---------- Extracted material ----------

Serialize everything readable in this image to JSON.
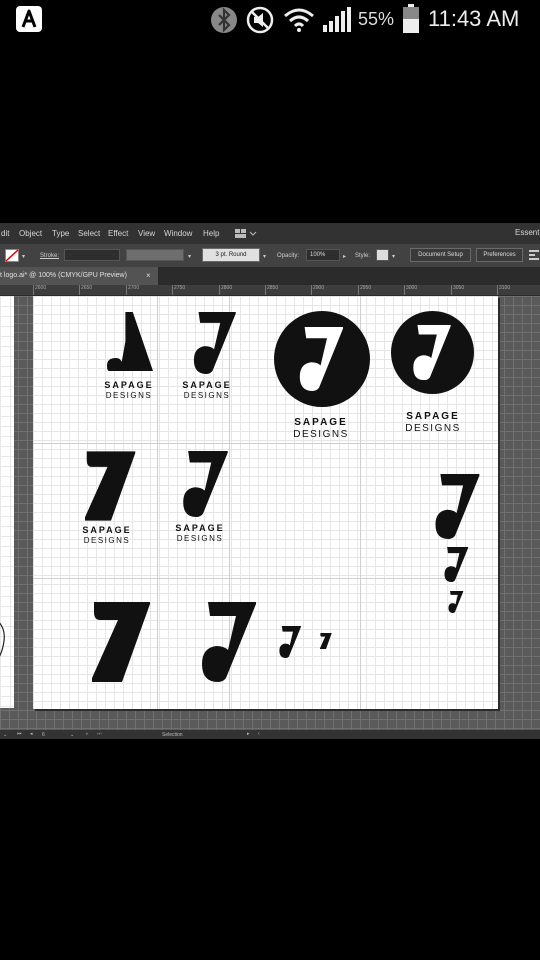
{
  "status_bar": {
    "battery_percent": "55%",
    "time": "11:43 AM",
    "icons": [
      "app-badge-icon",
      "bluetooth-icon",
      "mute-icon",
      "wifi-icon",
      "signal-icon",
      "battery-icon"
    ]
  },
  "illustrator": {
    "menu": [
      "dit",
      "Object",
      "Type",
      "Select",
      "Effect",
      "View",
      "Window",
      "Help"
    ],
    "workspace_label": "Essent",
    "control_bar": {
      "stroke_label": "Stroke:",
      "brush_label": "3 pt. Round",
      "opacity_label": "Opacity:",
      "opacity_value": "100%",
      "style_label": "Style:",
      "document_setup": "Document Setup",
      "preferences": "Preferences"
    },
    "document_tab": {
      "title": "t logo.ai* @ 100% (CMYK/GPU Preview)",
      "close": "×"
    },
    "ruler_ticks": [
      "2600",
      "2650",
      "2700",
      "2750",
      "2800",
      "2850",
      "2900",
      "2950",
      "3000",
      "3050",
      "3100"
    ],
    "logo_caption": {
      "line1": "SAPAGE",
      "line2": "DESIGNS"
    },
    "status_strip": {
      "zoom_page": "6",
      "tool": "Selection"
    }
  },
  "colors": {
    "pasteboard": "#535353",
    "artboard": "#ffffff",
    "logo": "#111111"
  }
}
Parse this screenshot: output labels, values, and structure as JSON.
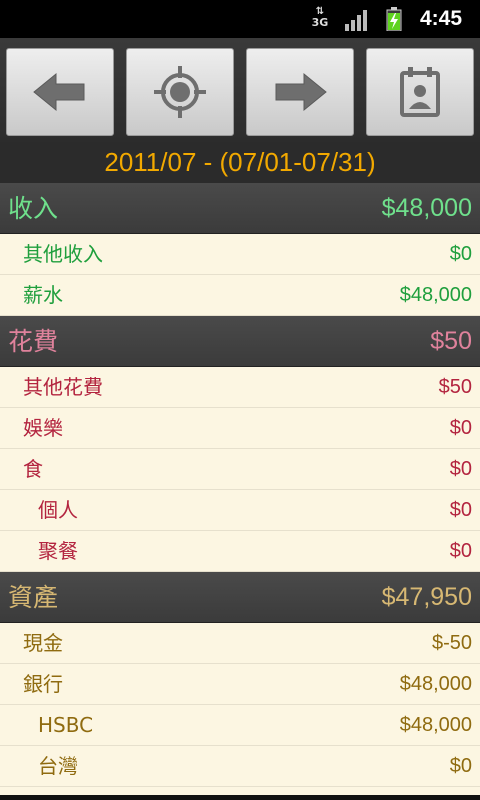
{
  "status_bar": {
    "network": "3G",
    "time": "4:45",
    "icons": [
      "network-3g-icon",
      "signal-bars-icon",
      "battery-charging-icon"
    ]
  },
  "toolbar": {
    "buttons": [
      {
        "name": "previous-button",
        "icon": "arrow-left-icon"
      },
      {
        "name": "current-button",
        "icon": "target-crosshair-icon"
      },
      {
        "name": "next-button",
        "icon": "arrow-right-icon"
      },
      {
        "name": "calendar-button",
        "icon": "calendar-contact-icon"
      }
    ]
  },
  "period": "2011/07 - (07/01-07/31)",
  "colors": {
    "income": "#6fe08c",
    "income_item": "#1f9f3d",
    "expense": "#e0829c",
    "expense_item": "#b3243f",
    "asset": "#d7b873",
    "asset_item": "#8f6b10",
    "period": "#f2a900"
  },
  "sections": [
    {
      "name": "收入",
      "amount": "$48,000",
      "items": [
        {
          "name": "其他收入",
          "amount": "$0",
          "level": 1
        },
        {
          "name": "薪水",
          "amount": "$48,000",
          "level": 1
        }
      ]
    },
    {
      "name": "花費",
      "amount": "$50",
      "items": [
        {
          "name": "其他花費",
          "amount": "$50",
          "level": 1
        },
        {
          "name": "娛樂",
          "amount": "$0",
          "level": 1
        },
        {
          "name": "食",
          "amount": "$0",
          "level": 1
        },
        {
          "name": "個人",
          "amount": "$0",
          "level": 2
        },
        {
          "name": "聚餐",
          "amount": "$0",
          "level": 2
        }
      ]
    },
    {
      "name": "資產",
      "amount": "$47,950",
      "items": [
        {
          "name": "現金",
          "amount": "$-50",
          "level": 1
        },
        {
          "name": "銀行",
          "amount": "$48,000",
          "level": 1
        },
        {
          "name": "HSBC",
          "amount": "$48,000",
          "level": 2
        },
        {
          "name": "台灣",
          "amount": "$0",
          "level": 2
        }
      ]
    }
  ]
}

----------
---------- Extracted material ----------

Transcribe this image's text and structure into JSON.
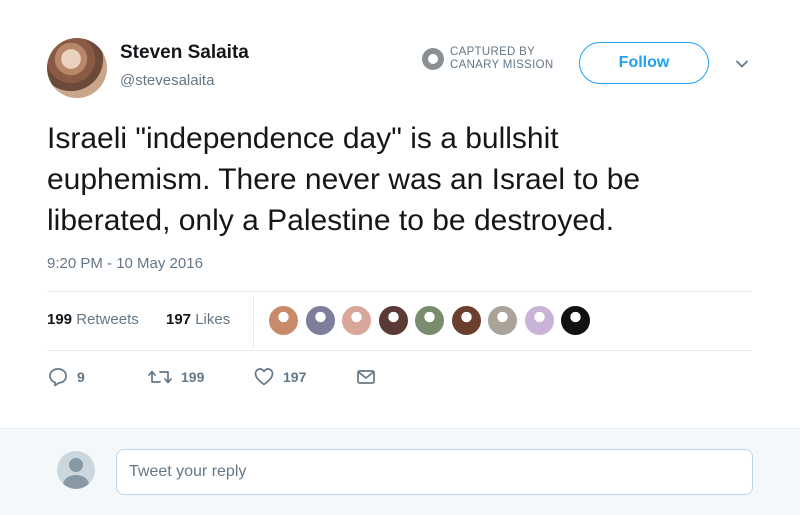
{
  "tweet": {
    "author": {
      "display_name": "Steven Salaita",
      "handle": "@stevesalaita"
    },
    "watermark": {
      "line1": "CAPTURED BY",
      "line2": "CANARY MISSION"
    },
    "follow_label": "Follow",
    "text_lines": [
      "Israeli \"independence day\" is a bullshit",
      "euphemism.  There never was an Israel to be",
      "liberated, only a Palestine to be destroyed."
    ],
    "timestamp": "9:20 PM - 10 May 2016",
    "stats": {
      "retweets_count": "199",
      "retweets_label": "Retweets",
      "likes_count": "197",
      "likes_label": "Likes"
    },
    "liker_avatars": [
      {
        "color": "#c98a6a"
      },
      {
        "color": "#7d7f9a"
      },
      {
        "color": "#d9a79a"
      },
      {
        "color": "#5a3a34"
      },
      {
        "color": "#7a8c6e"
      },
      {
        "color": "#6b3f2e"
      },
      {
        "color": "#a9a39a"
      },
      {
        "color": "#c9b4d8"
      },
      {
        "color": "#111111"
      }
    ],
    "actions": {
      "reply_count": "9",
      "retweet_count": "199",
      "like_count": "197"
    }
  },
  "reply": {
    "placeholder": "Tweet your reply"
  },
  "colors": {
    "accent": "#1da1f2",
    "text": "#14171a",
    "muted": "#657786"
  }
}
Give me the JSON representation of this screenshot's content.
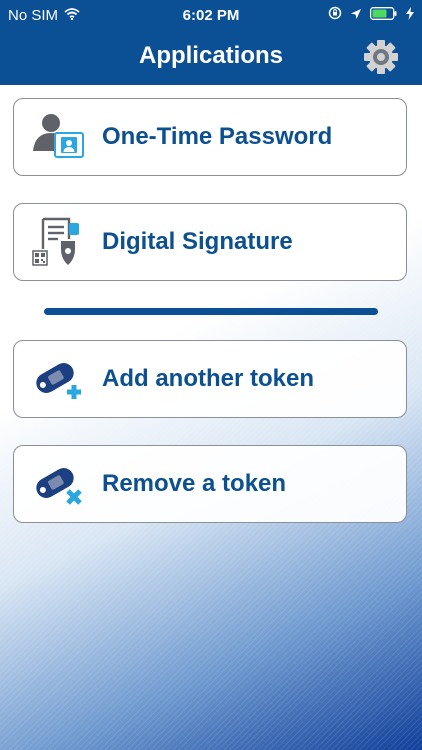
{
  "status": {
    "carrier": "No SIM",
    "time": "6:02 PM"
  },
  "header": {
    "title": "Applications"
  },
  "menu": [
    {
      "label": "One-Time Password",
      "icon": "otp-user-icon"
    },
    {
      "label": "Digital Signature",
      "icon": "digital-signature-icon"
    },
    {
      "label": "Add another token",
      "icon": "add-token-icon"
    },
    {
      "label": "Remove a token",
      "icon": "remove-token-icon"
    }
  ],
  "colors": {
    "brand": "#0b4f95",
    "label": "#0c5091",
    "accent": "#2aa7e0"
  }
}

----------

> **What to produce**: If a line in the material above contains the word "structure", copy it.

> **Final answer**:
Parse this screenshot: output labels, values, and structure as JSON.
Transcribe this image's text and structure into JSON.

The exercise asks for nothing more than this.